Author: Compliance Solutions Strategies

All too often, we hear how another elderly investor was taken advantage of by some type of fraudster. Even more frequently, we receive queries from registered investment advisers (“RIAs”) asking what they can do about an elderly client they feel is being financially abused by a caregiver or who is suffering from diminished capacity challenges.

In an April 2003 speech by Lori Richards, the then-director of the Securities and Exchange Commission’s Office of Compliance Inspections and Examinations mentioned one area where she believed some less-than-meticulous care has been given: the supervision of service providers and in particular, sub-advisers.

When it comes to managing cybersecurity risk, investment advisers are in a tough position. As the frequency and variety of cybersecurity risks mount, IT budgets and staffing do not always follow suit. Compliance and IT professionals are often asked to do more with less, which can seem overwhelming given an ever-expanding list of regulatory and business requirements as well as increased scrutiny of firms’ cybersecurity controls by third parties.

If your firm isn’t already using an outside consultant, you may want to ask yourself “why not?” Oftentimes at hedge funds, compliance officers struggle to successfully fulfill the requirements of the job without an essential tool in their toolbox: the outside compliance consultant. Why? The primary reason is simple: resources.

As the investment management industry becomes more consumer-focused, individual investors are pressing advisers for more innovative products and a personalized client experience.
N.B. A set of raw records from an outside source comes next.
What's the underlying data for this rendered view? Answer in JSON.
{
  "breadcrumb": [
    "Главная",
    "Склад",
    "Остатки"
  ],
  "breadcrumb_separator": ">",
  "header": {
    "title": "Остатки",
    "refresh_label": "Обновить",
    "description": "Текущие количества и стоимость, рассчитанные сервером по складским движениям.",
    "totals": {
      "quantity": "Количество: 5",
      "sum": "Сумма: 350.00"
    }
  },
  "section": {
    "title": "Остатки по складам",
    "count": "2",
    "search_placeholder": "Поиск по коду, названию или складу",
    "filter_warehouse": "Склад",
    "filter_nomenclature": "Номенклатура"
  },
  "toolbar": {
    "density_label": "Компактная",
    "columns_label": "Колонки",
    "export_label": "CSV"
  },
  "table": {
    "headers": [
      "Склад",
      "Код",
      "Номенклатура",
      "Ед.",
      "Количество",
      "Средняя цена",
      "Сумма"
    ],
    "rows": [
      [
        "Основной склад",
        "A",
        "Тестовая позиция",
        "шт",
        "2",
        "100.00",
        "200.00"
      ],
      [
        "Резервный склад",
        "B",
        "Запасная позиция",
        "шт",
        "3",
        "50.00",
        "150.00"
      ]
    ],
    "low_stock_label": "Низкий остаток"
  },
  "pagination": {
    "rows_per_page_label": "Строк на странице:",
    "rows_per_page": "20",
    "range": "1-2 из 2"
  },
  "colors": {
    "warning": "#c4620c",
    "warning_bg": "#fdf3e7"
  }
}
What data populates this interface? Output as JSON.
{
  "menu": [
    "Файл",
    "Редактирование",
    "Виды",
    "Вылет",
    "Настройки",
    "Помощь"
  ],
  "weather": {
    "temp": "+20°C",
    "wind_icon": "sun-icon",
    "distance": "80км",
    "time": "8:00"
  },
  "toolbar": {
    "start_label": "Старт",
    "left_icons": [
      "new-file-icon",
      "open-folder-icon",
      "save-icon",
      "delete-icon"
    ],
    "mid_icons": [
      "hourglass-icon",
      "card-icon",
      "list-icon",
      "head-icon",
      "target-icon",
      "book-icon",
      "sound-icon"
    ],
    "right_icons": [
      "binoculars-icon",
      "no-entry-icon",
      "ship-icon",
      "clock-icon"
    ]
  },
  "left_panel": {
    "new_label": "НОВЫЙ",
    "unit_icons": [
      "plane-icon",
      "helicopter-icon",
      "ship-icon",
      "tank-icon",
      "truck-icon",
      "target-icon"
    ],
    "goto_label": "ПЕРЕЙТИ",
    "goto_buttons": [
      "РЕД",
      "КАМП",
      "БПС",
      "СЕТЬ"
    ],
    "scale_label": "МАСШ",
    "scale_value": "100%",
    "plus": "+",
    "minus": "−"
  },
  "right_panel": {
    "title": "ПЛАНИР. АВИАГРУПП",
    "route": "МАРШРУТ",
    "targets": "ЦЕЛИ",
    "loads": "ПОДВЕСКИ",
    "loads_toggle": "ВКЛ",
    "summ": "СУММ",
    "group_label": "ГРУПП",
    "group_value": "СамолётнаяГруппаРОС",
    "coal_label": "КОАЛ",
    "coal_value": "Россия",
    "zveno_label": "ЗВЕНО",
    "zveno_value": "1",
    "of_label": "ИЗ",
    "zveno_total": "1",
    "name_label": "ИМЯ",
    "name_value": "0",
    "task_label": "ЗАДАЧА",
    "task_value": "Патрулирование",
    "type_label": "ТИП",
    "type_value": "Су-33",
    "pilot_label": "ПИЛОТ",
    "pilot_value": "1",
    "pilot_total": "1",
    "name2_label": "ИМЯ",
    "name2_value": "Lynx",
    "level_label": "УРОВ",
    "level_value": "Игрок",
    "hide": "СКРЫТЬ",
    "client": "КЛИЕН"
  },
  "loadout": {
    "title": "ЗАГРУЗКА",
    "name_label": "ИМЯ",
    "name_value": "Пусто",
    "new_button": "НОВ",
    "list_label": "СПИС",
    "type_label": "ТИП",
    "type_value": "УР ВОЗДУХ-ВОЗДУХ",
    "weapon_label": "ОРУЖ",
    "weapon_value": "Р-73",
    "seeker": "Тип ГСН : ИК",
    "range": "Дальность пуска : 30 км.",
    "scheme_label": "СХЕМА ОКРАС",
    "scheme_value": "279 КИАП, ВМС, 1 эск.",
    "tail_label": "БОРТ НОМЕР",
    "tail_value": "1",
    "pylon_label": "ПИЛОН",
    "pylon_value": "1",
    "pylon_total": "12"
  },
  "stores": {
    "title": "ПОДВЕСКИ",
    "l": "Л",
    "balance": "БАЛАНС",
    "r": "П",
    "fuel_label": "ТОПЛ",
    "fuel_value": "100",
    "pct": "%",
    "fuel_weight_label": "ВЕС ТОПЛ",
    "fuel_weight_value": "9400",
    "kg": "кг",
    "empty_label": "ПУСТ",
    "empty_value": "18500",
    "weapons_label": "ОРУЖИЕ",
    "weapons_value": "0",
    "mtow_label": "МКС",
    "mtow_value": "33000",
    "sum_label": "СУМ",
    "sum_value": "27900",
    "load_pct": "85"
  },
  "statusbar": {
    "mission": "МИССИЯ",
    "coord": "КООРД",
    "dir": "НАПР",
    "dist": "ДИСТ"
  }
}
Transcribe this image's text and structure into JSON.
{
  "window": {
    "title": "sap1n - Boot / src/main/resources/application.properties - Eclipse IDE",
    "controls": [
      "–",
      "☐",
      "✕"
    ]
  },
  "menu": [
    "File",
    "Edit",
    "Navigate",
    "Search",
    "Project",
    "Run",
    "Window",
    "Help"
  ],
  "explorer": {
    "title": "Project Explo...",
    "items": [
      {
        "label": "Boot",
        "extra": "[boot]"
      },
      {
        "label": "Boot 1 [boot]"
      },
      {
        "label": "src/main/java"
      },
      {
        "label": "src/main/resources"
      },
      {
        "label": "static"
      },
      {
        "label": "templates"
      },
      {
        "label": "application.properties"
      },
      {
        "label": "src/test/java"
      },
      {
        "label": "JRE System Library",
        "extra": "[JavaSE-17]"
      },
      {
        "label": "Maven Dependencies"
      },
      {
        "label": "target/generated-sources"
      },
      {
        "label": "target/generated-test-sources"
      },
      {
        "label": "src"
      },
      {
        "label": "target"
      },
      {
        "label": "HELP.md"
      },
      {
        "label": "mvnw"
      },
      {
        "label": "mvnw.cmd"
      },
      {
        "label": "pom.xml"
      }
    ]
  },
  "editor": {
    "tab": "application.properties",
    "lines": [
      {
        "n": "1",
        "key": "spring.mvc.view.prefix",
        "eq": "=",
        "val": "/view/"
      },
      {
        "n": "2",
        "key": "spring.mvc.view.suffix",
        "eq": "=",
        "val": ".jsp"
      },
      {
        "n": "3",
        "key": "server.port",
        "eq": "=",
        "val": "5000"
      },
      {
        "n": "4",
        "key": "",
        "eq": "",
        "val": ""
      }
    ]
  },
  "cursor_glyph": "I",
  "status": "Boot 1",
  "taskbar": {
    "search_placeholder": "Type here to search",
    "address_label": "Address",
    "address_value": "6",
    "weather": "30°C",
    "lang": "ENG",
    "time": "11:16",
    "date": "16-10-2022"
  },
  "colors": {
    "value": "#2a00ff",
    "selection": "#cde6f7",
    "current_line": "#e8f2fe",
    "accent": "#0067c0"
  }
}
Further, the growth of passive strategies has created fee pressure across the spectrum, leading to contracting margins.1 Outsourcing certain critical functions can be an effective tool for advisers looking to focus on more strategic goals.